Suppose $y=\bigvee A$ and $Y=f(y)$. Let $Z=\bigcup \{f(x)\mid x\in A\}$. We want to show that $Y=Z$. If $a\in Y$, then $a\le y$, or $a\le x$ for some $x\in A$, since $a$ is an atom. So $a\in f(x)\subseteq Z$. Conversely, if $a\in Z$, then $a\in f(x)$, or $a\le x$ for some $x\in A$. This means that $a\le x\le \bigvee A=y$, and therefore $a\in f(y)=Y$. ∎

###### Proposition 5.

If $B$ is complete, so is $f$. Moreover, $f$ is surjective^{}.

###### Proof.

The first sentence^{} is a direct consequence of the previous proposition. For the second setnence, let $Y\in P(X)$. Let $y=\bigvee Y$. $x$ exists because $B$ is complete. So $f(y)=f(\bigvee Y)=\bigcup \{f(x)\mid x\in Y\}=\bigcup \{\{x\}\mid x\in Y\}=Y$, since each $x\in Y$ is an atom. ∎

Rewording the above proposition, we have

###### Theorem 1.

Any complete atomic Boolean algebra is isomorphic (as complete Boolean algebras) to the powerset of some set, namely, the set of all of its atoms.

A useful application of this representation theorem is the following:

###### Corollary 1.

The cardinality of a finite Boolean algebra is a power of $\mathrm{2}$.

###### Proof.

Every finite Boolean algebra is complete and atomic, and hence isomorphic to the powerset of a set, which is also finite, and the result follows. ∎

Remark. The proof does not depend on the representation of a Boolean algebra by a field of sets.

Title | representing a complete atomic Boolean algebra by power set |
---|---|

Canonical name | RepresentingACompleteAtomicBooleanAlgebraByPowerSet |

Date of creation | 2013-03-22 19:08:30 |

Last modified on | 2013-03-22 19:08:30 |

Owner | CWoo (3771) |
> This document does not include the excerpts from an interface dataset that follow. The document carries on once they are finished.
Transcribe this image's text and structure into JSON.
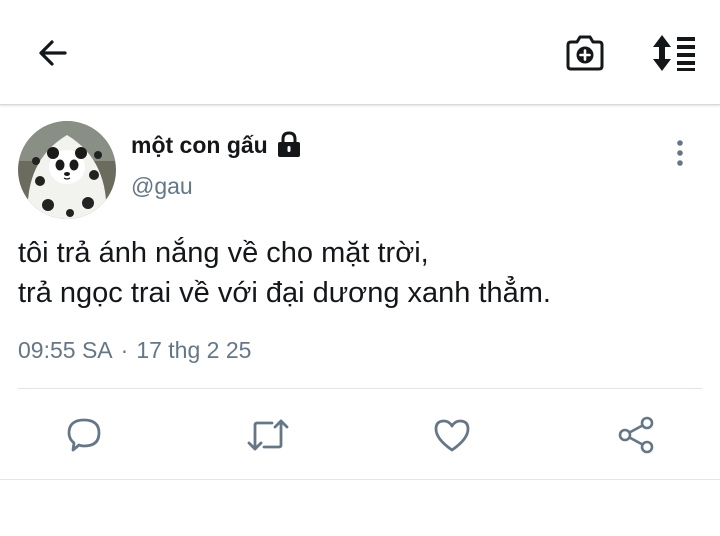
{
  "topbar": {
    "back_icon": "arrow-left-icon",
    "camera_icon": "camera-plus-icon",
    "sort_icon": "sort-list-icon"
  },
  "tweet": {
    "author": {
      "display_name": "một con gấu",
      "handle": "@gau",
      "protected_icon": "lock-icon",
      "avatar": "panda-avatar"
    },
    "text_lines": [
      "tôi trả ánh nắng về cho mặt trời,",
      "trả ngọc trai về với đại dương xanh thẳm."
    ],
    "time": "09:55 SA",
    "separator": "·",
    "date": "17 thg 2 25",
    "more_icon": "more-vertical-icon"
  },
  "actions": {
    "reply_icon": "reply-icon",
    "retweet_icon": "retweet-icon",
    "like_icon": "heart-icon",
    "share_icon": "share-icon"
  },
  "colors": {
    "text": "#14171a",
    "secondary": "#657786",
    "icon": "#1da1f2",
    "action_icon": "#657786"
  }
}
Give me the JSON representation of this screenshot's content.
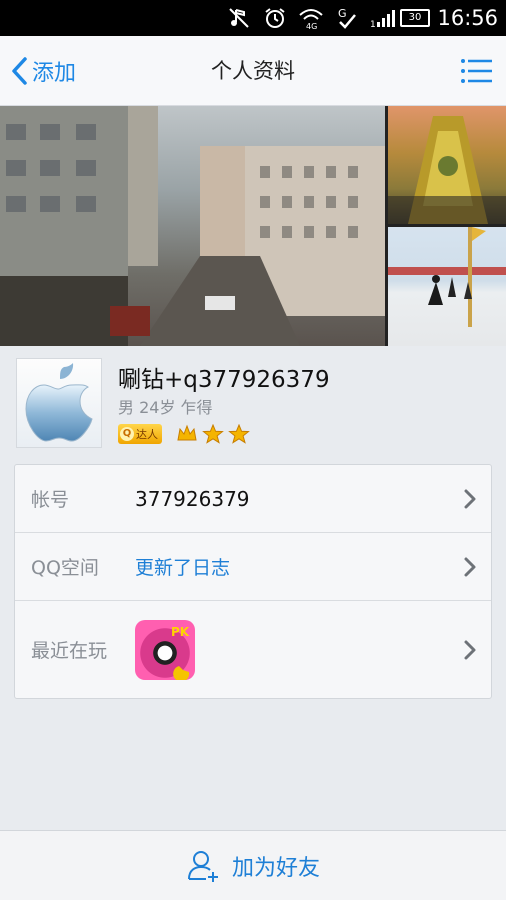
{
  "status_bar": {
    "time": "16:56",
    "battery": "30",
    "icons": [
      "mute-icon",
      "alarm-icon",
      "wifi-4g-icon",
      "signal-g-icon",
      "signal-bars-icon",
      "battery-icon"
    ]
  },
  "title_bar": {
    "back_label": "添加",
    "title": "个人资料",
    "menu_icon": "list-menu-icon"
  },
  "profile": {
    "nickname": "唰钻+q377926379",
    "meta": "男 24岁 乍得",
    "daren_badge": "达人",
    "daren_q": "Q",
    "stars_count": 3
  },
  "info_rows": [
    {
      "label": "帐号",
      "value": "377926379"
    },
    {
      "label": "QQ空间",
      "value": "更新了日志"
    },
    {
      "label": "最近在玩",
      "value": ""
    }
  ],
  "bottom": {
    "add_friend_label": "加为好友"
  },
  "colors": {
    "accent": "#1e7fd6",
    "status_bar": "#000000",
    "background": "#e8ebef"
  }
}
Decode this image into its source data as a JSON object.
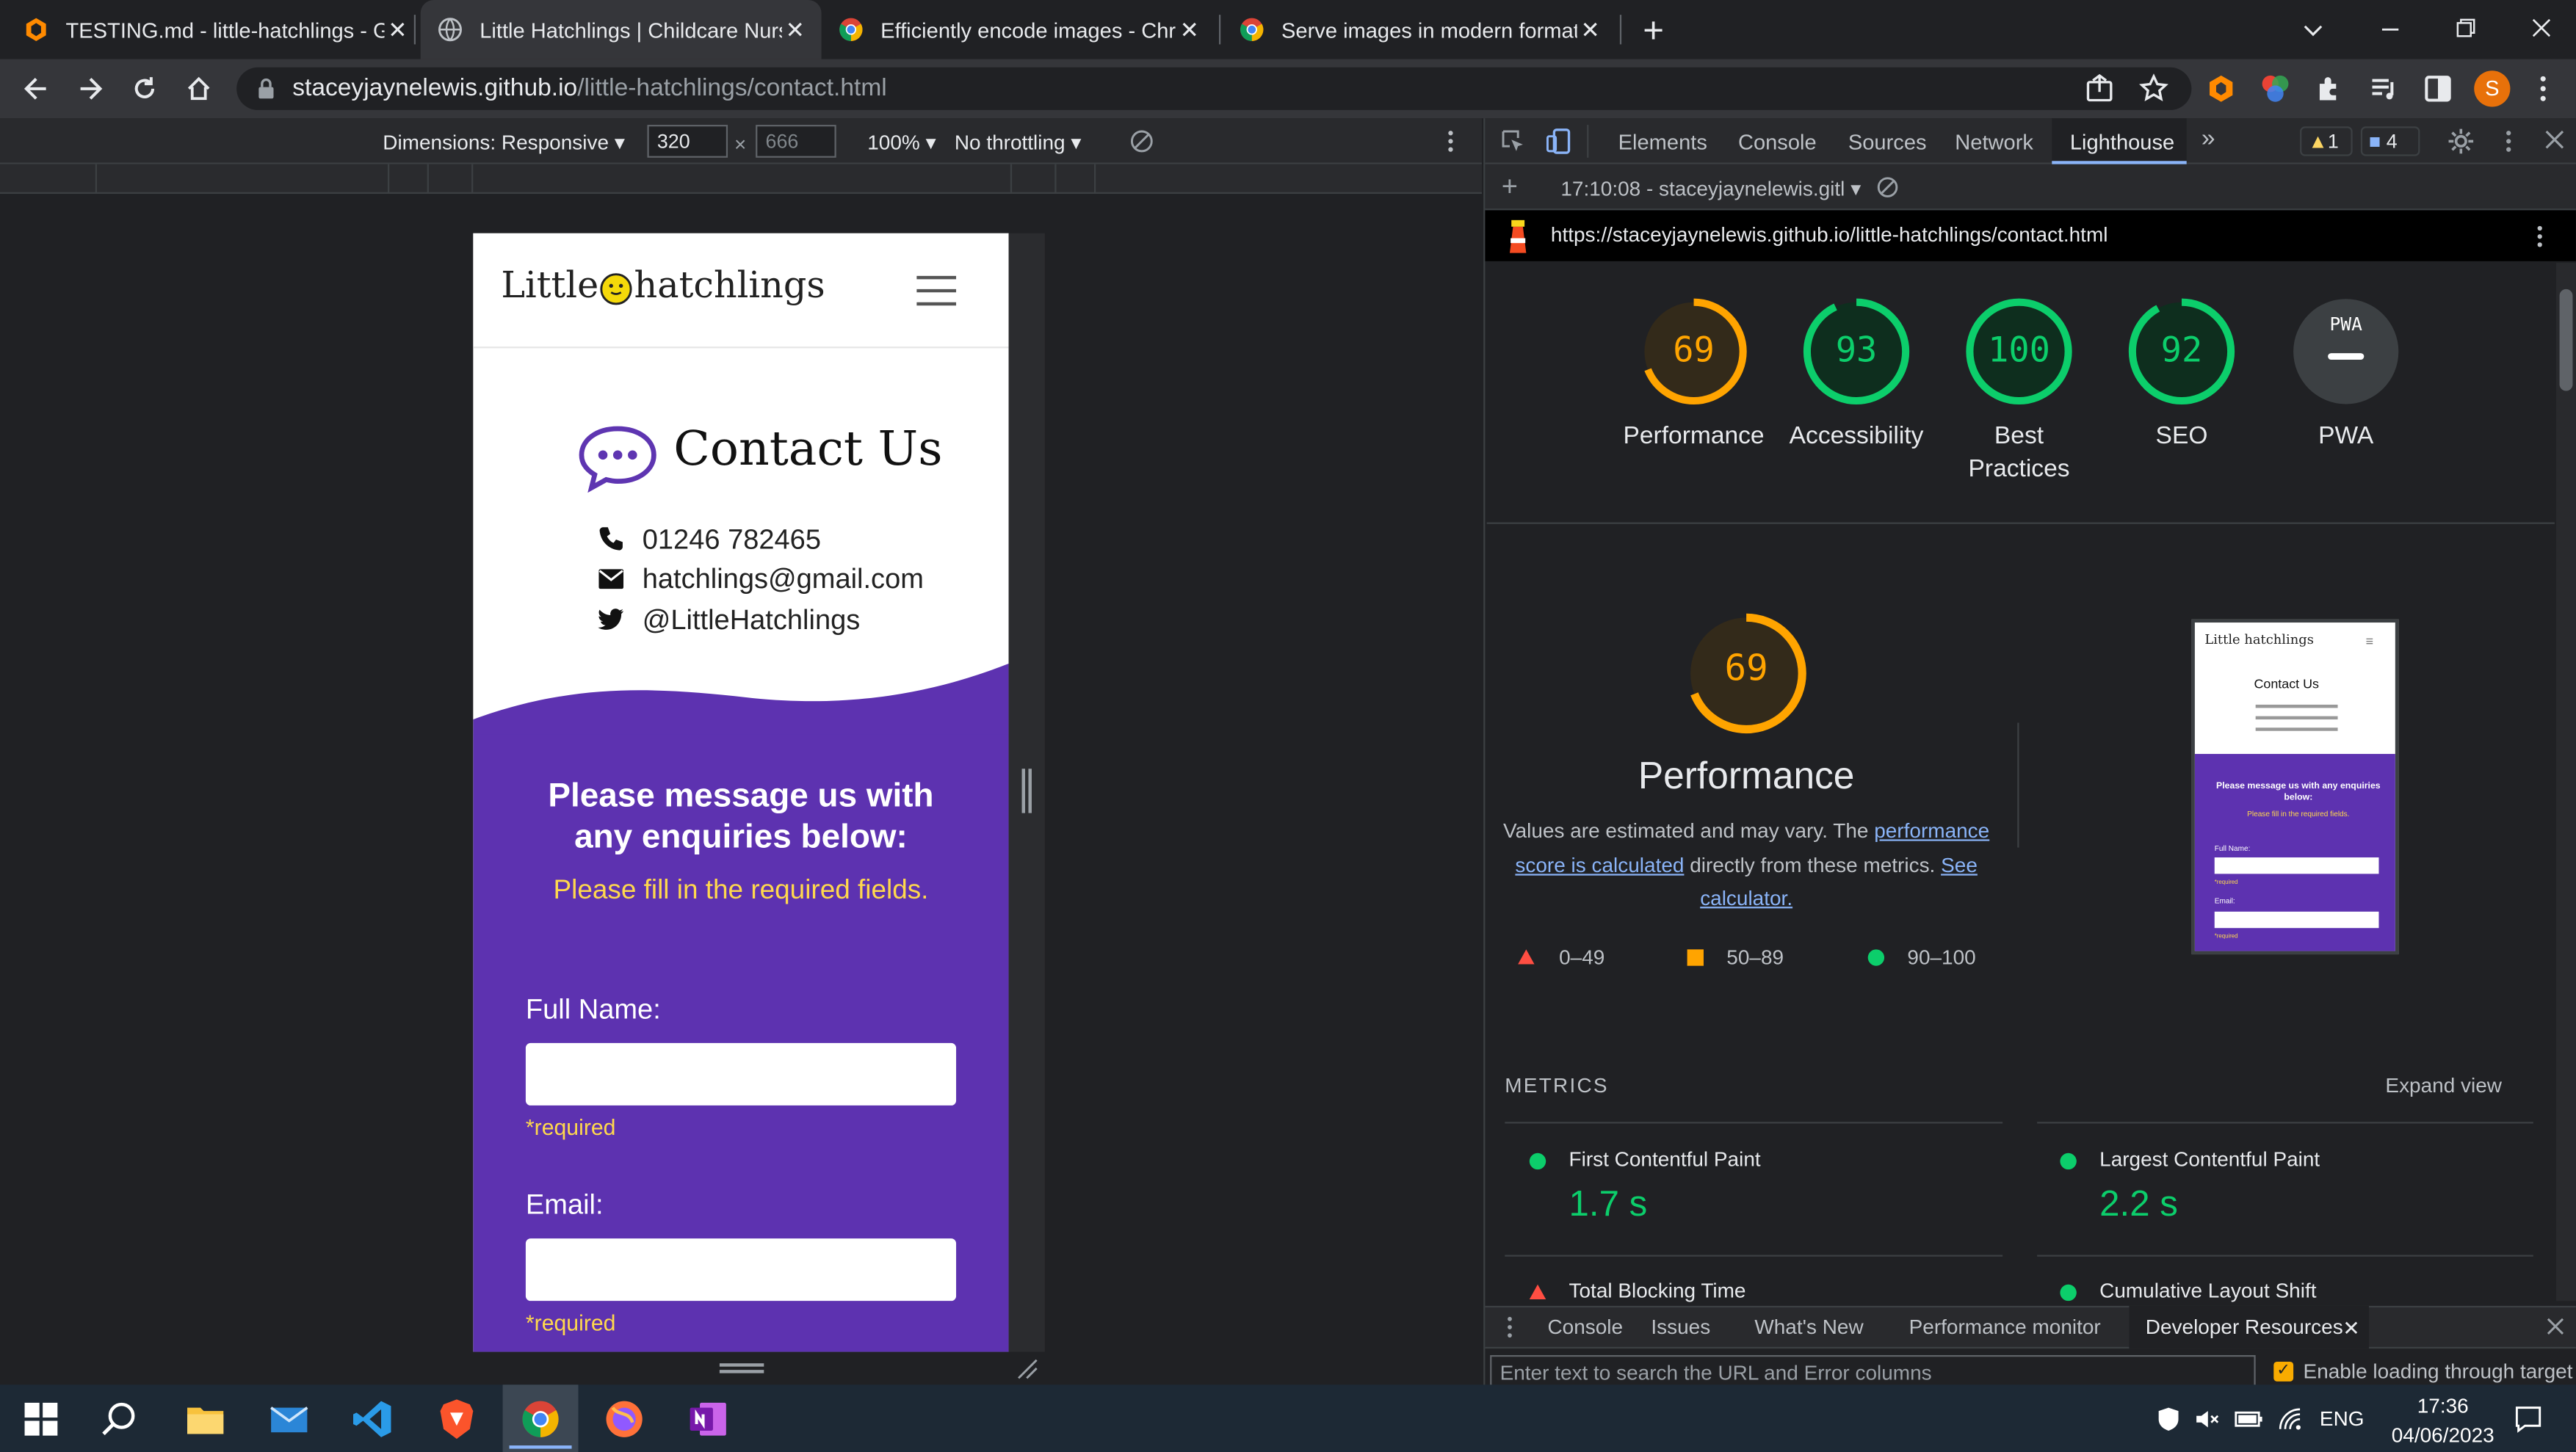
{
  "tabs": [
    {
      "title": "TESTING.md - little-hatchlings - G",
      "close": "✕"
    },
    {
      "title": "Little Hatchlings | Childcare Nursery",
      "close": "✕"
    },
    {
      "title": "Efficiently encode images - Chrome",
      "close": "✕"
    },
    {
      "title": "Serve images in modern formats",
      "close": "✕"
    }
  ],
  "new_tab": "+",
  "address": {
    "host": "staceyjaynelewis.github.io",
    "path": "/little-hatchlings/contact.html"
  },
  "profile_initial": "S",
  "device_toolbar": {
    "dimensions_label": "Dimensions: Responsive",
    "width": "320",
    "height": "666",
    "times": "×",
    "zoom": "100%",
    "throttling": "No throttling"
  },
  "page": {
    "logo_left": "Little",
    "logo_right": "hatchlings",
    "contact_title": "Contact Us",
    "phone": "01246 782465",
    "email": "hatchlings@gmail.com",
    "twitter": "@LittleHatchlings",
    "message_heading_1": "Please message us with",
    "message_heading_2": "any enquiries below:",
    "required_note": "Please fill in the required fields.",
    "full_name_label": "Full Name:",
    "email_label": "Email:",
    "required": "*required"
  },
  "devtools": {
    "tabs": [
      "Elements",
      "Console",
      "Sources",
      "Network",
      "Lighthouse"
    ],
    "more": "»",
    "warnings": "1",
    "messages": "4",
    "report_selector": "17:10:08 - staceyjaynelewis.gitl",
    "report_url": "https://staceyjaynelewis.github.io/little-hatchlings/contact.html",
    "scores": [
      {
        "label": "Performance",
        "value": "69",
        "color": "#ffa400"
      },
      {
        "label": "Accessibility",
        "value": "93",
        "color": "#0cce6b"
      },
      {
        "label": "Best Practices",
        "value": "100",
        "color": "#0cce6b"
      },
      {
        "label": "SEO",
        "value": "92",
        "color": "#0cce6b"
      },
      {
        "label": "PWA",
        "value": "",
        "color": "#9aa0a6"
      }
    ],
    "pwa_badge": "PWA",
    "big_score": "69",
    "big_label": "Performance",
    "desc_1": "Values are estimated and may vary. The ",
    "desc_link_1": "performance score is calculated",
    "desc_2": " directly from these metrics. ",
    "desc_link_2": "See calculator.",
    "legend": [
      {
        "range": "0–49",
        "color": "#ff4e42"
      },
      {
        "range": "50–89",
        "color": "#ffa400"
      },
      {
        "range": "90–100",
        "color": "#0cce6b"
      }
    ],
    "thumb": {
      "logo": "Little hatchlings",
      "title": "Contact Us",
      "heading": "Please message us with any enquiries below:",
      "note": "Please fill in the required fields.",
      "name": "Full Name:",
      "email": "Email:",
      "required": "*required"
    },
    "metrics_header": "METRICS",
    "expand_view": "Expand view",
    "metrics": [
      {
        "name": "First Contentful Paint",
        "value": "1.7 s",
        "status": "good"
      },
      {
        "name": "Largest Contentful Paint",
        "value": "2.2 s",
        "status": "good"
      },
      {
        "name": "Total Blocking Time",
        "value": "",
        "status": "poor"
      },
      {
        "name": "Cumulative Layout Shift",
        "value": "",
        "status": "good"
      }
    ],
    "drawer_tabs": [
      "Console",
      "Issues",
      "What's New",
      "Performance monitor",
      "Developer Resources"
    ],
    "drawer_close": "✕",
    "filter_placeholder": "Enter text to search the URL and Error columns",
    "enable_loading": "Enable loading through target"
  },
  "taskbar": {
    "lang": "ENG",
    "time": "17:36",
    "date": "04/06/2023"
  }
}
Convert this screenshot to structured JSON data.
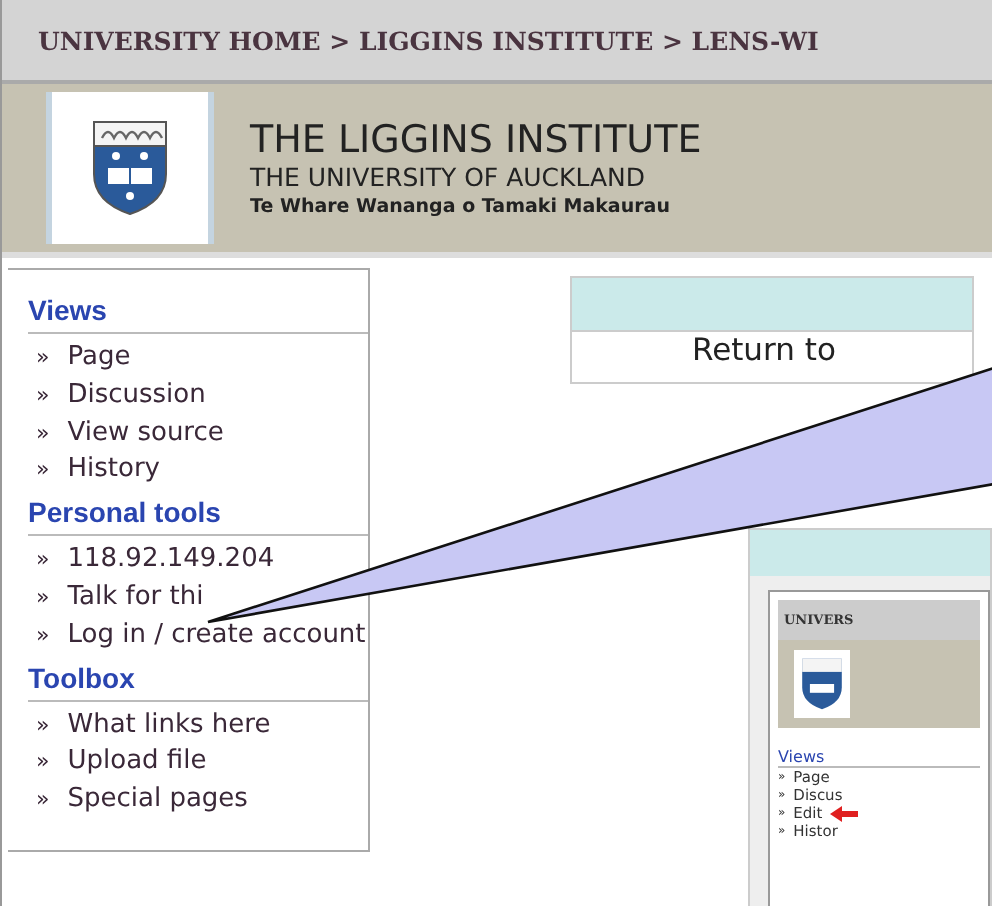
{
  "breadcrumb": "UNIVERSITY HOME > LIGGINS INSTITUTE > LENS-WI",
  "header": {
    "title": "THE LIGGINS INSTITUTE",
    "subtitle": "THE UNIVERSITY OF AUCKLAND",
    "motto": "Te Whare Wananga o Tamaki Makaurau"
  },
  "sidebar": [
    {
      "heading": "Views",
      "items": [
        {
          "bullet": "»",
          "label": "Page"
        },
        {
          "bullet": "»",
          "label": "Discussion"
        },
        {
          "bullet": "»",
          "label": "View source"
        },
        {
          "bullet": "»",
          "label": "History"
        }
      ]
    },
    {
      "heading": "Personal tools",
      "items": [
        {
          "bullet": "»",
          "label": "118.92.149.204"
        },
        {
          "bullet": "»",
          "label": "Talk for thi"
        },
        {
          "bullet": "»",
          "label": "Log in / create account"
        }
      ]
    },
    {
      "heading": "Toolbox",
      "items": [
        {
          "bullet": "»",
          "label": "What links here"
        },
        {
          "bullet": "»",
          "label": "Upload file"
        },
        {
          "bullet": "»",
          "label": "Special pages"
        }
      ]
    }
  ],
  "notice": {
    "text": "Return to"
  },
  "inset": {
    "breadcrumb": "UNIVERS",
    "heading": "Views",
    "items": [
      {
        "bullet": "»",
        "label": "Page",
        "marked": false
      },
      {
        "bullet": "»",
        "label": "Discus",
        "marked": false
      },
      {
        "bullet": "»",
        "label": "Edit",
        "marked": true
      },
      {
        "bullet": "»",
        "label": "Histor",
        "marked": false
      }
    ]
  }
}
Last modified by | CWoo (3771) |

Numerical id | 8 |

Author | CWoo (3771) |

Entry type | Definition |

Classification | msc 06E10 |

Related topic | RepresentingABooleanLatticeByFieldOfSets |